What is needed
Lines containing the word "ASUS" are to be copied from the data below.

Input records
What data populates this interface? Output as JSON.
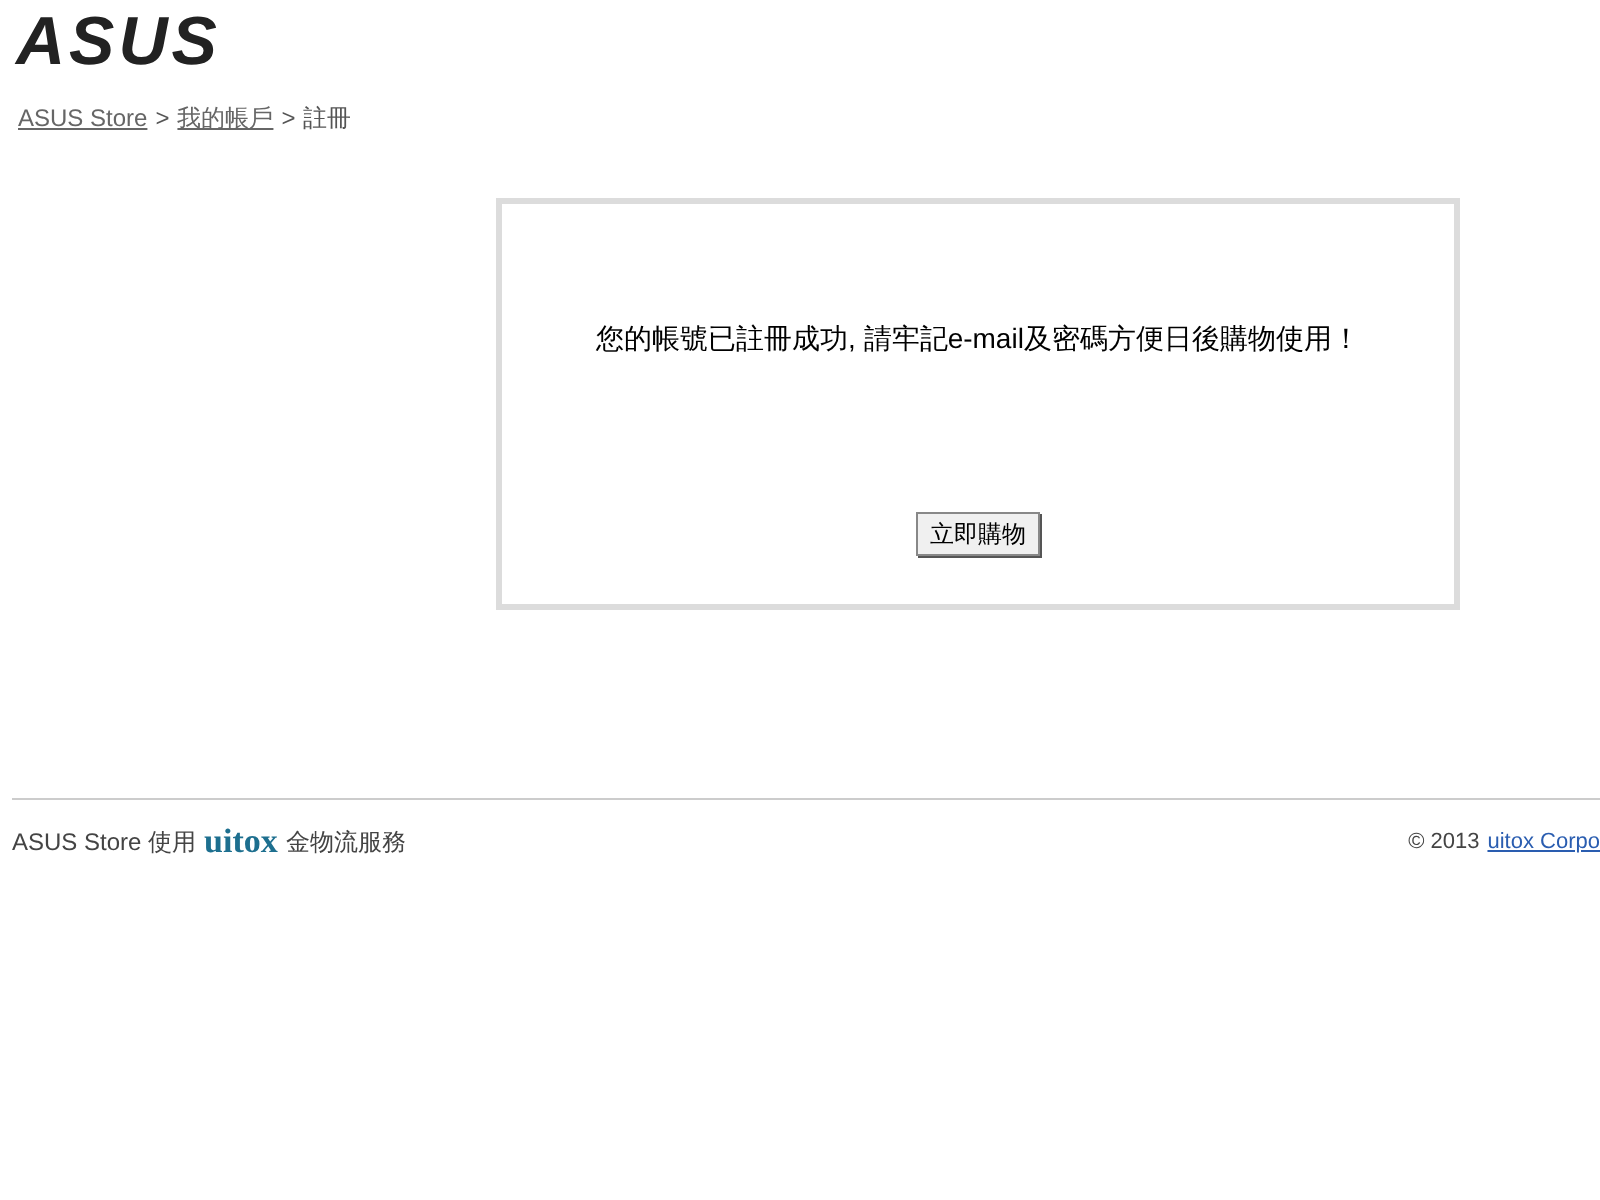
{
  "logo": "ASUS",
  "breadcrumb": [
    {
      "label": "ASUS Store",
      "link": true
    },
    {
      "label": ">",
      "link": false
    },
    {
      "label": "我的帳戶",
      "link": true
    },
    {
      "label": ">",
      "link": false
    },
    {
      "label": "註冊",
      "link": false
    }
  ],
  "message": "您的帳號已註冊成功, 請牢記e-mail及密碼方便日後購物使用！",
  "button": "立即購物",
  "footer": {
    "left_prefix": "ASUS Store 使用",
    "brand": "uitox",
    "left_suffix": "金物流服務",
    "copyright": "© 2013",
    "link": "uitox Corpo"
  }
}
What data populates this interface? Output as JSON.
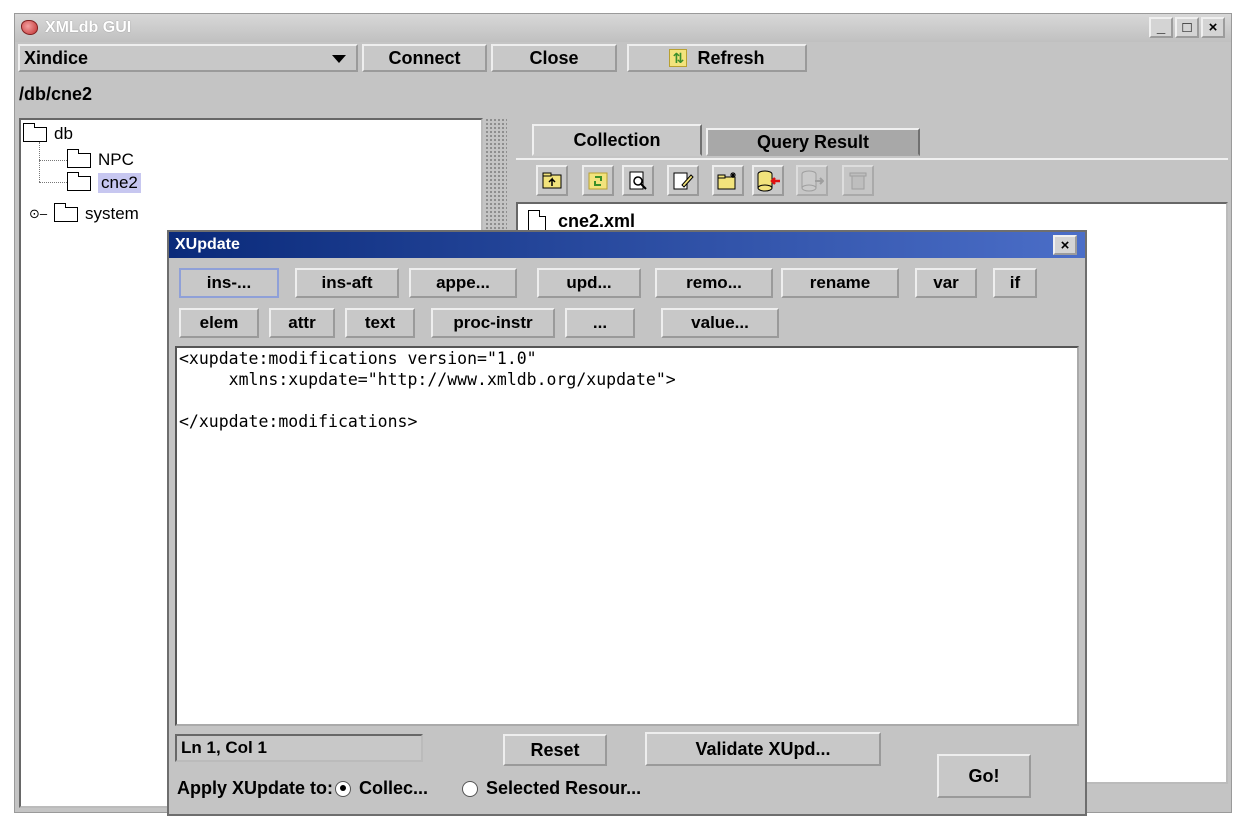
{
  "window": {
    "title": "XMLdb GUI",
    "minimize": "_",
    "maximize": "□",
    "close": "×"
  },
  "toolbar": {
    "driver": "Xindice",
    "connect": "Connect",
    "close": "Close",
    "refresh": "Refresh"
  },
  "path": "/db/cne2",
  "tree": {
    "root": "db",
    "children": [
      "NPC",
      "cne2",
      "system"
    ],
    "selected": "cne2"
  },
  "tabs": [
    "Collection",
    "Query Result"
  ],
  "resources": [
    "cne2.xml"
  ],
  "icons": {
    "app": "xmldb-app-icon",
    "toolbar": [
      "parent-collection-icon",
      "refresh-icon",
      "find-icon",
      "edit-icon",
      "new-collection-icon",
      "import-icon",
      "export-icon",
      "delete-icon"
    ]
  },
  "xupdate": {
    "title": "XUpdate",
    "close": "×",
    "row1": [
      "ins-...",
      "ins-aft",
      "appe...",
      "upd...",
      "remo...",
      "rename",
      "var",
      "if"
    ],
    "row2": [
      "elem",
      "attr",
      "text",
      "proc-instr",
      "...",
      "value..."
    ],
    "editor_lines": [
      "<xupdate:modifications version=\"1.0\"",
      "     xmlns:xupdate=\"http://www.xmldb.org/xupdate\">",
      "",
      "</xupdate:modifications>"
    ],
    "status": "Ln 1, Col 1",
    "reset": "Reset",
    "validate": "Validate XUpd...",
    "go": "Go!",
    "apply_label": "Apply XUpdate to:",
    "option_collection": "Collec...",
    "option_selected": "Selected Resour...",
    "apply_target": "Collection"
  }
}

Solution
  "logo": "ASUS",
      "label": "ASUS Store",
    "left_prefix": "ASUS Store 使用",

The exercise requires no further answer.